Basque Fact of the Week: Native Basque Words for the Elements

There are currently 118 elements on the periodic table. Maybe 10 were known to the ancients: copper, lead, gold, silver, iron, carbon, tin, sulfur, mercury, and zinc. Given the importance of these elements to metal working, it isn’t surprising to find that several of these have native words in Basque. As noted by linguist Larry […]

Basque Fact of the Week: Trainera Rowing Regattas, or Estropadak

As one might suspect for a people so intimately connected to the sea, the Basques have a special relationship with the ocean. From a long history of fishing and whaling, to exploring distant lands, the Basques have taken to the seas like literal fish to water. Combined with a competitive spirit, it was only natural […]

Basque Fact of the Week: Aztikeria, Basque Magic

Humans have always had a contentious relationship with nature. We’ve always sought to control the world around us. Today, science and technology allow us to manipulate the very atoms that literally make up everything. However, it wasn’t so long ago that people turned to other ways of trying to bend the cosmos to their will, […]

Basque Fact of the Week: The First Tourist Guides of the Basque Country

Tourism accounts for about 10% of the world’s gross domestic product. We all want to experience new things, see new sites, get to know new people. We want to see something new. And, for many of us, the Basque Country is something new. As of 2014, tourism contributed just about 6% of the Basque Country’s […]

Basque Fact of the Week: Gazta! Cheese!

There is a story that, millennia ago, a Basque shepherd was working under the hot southerly wind. The night before, he had finished a lamb for his dinner and, today, he used the lamb’s hide to hold milk. He then trekked home — this all took place near the modern town of Eibar — and […]

Basque Fact of the Week: Basque Surnames

Magunagoikoetxea. Gorostiaga. Arroitajauregi. Bastarretxea. Basque last names are as distinct as they are complex, at least to an English tongue. It is only relatively recently that children took the names of their parents. Rather, Basques were often, though not universally, known by the names of their houses, which were in turn based upon the location […]

Basque Fact of the Week: Concept of Emptiness in Basque
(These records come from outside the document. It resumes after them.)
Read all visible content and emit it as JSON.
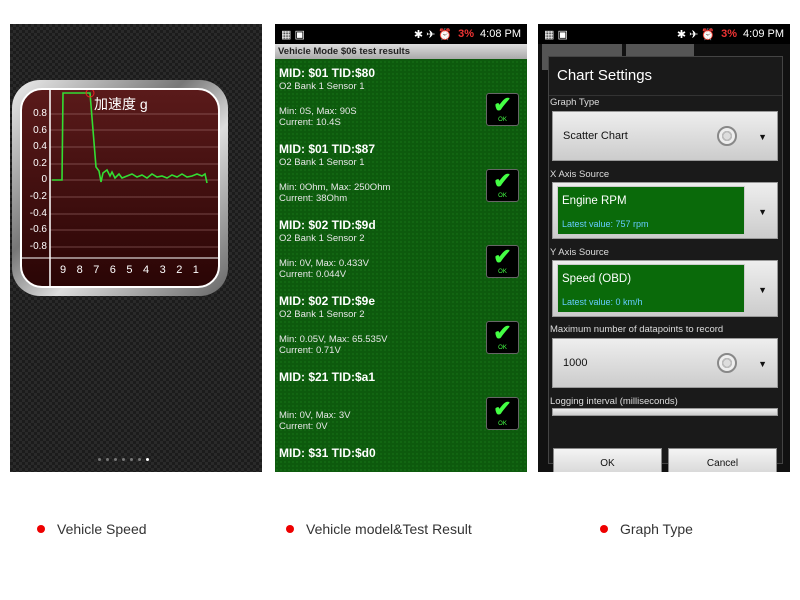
{
  "panel1": {
    "gauge_title": "加速度 g",
    "y_ticks": [
      "0.8",
      "0.6",
      "0.4",
      "0.2",
      "0",
      "-0.2",
      "-0.4",
      "-0.6",
      "-0.8"
    ],
    "x_ticks": [
      "9",
      "8",
      "7",
      "6",
      "5",
      "4",
      "3",
      "2",
      "1"
    ],
    "line_color": "#33dd33",
    "page_dots": 7,
    "active_dot": 6
  },
  "panel2": {
    "status_time": "4:08 PM",
    "battery": "3%",
    "title": "Vehicle Mode $06 test results",
    "ok_label": "OK",
    "rows": [
      {
        "mid": "MID: $01 TID:$80",
        "sensor": "O2 Bank 1 Sensor 1",
        "minmax": "Min: 0S, Max: 90S",
        "current": "Current: 10.4S"
      },
      {
        "mid": "MID: $01 TID:$87",
        "sensor": "O2 Bank 1 Sensor 1",
        "minmax": "Min: 0Ohm, Max: 250Ohm",
        "current": "Current: 38Ohm"
      },
      {
        "mid": "MID: $02 TID:$9d",
        "sensor": "O2 Bank 1 Sensor 2",
        "minmax": "Min: 0V, Max: 0.433V",
        "current": "Current: 0.044V"
      },
      {
        "mid": "MID: $02 TID:$9e",
        "sensor": "O2 Bank 1 Sensor 2",
        "minmax": "Min: 0.05V, Max: 65.535V",
        "current": "Current: 0.71V"
      },
      {
        "mid": "MID: $21 TID:$a1",
        "sensor": "",
        "minmax": "Min: 0V, Max: 3V",
        "current": "Current: 0V"
      },
      {
        "mid": "MID: $31 TID:$d0",
        "sensor": "",
        "minmax": "",
        "current": ""
      }
    ]
  },
  "panel3": {
    "status_time": "4:09 PM",
    "battery": "3%",
    "dialog_title": "Chart Settings",
    "graph_type_label": "Graph Type",
    "graph_type": "Scatter Chart",
    "x_label": "X Axis Source",
    "x_value": "Engine RPM",
    "x_latest": "Latest value: 757 rpm",
    "y_label": "Y Axis Source",
    "y_value": "Speed (OBD)",
    "y_latest": "Latest value: 0 km/h",
    "max_label": "Maximum number of datapoints to record",
    "max_value": "1000",
    "logging_label": "Logging interval (milliseconds)",
    "ok": "OK",
    "cancel": "Cancel"
  },
  "captions": [
    "Vehicle Speed",
    "Vehicle model&Test Result",
    "Graph Type"
  ]
}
The idea of something being ’empty’ is typically a negative one. When the glass is half full, we are taking an optimistic view of the situation, but a glass that is half empty is certainly negative. The Basque language has similar connotations around the word huts. Possibly stemming from Neolithic times when an empty stomach […]

Basque Fact of the Week: Egunkaria, the First Basque-Only Daily Newspaper

Today, if you go to the Basque Country, you will see Basque media pretty much everywhere. There is a Basque-language television station, a Basque newspaper (Berria), Basque radio stations, and Basque magazines. There are bookstores full of books written in Euskara. However, the concept of a daily newspaper written entirely in Basque is relatively new. […]

Basque Fact of the Week: Jon Rahm, Number 1 Golfer in the World

On Sunday, July 19, 2020, Jon Rahm won the Memorial Tournament, founded in 1976 by Jack Nicklaus and held every year in Dublin, Ohio. The win catapulted Rahm to the top of the Official World Golf Ranking for the first time in his young career. Rahm was born in the Basque Country and is the […]

Basque Fact of the Week: Basque Radical Rock

Basque festivals, at least in the United States, are characterized by the sounds of folk music: the accordion, the tambourine, and sometimes the txistu. These are core elements of Basque culture and identity. However, in the Basque Country, there co-exists a very different flavor of music, with electric guitars, throbbing bass, and aggressive lyrics. Born […]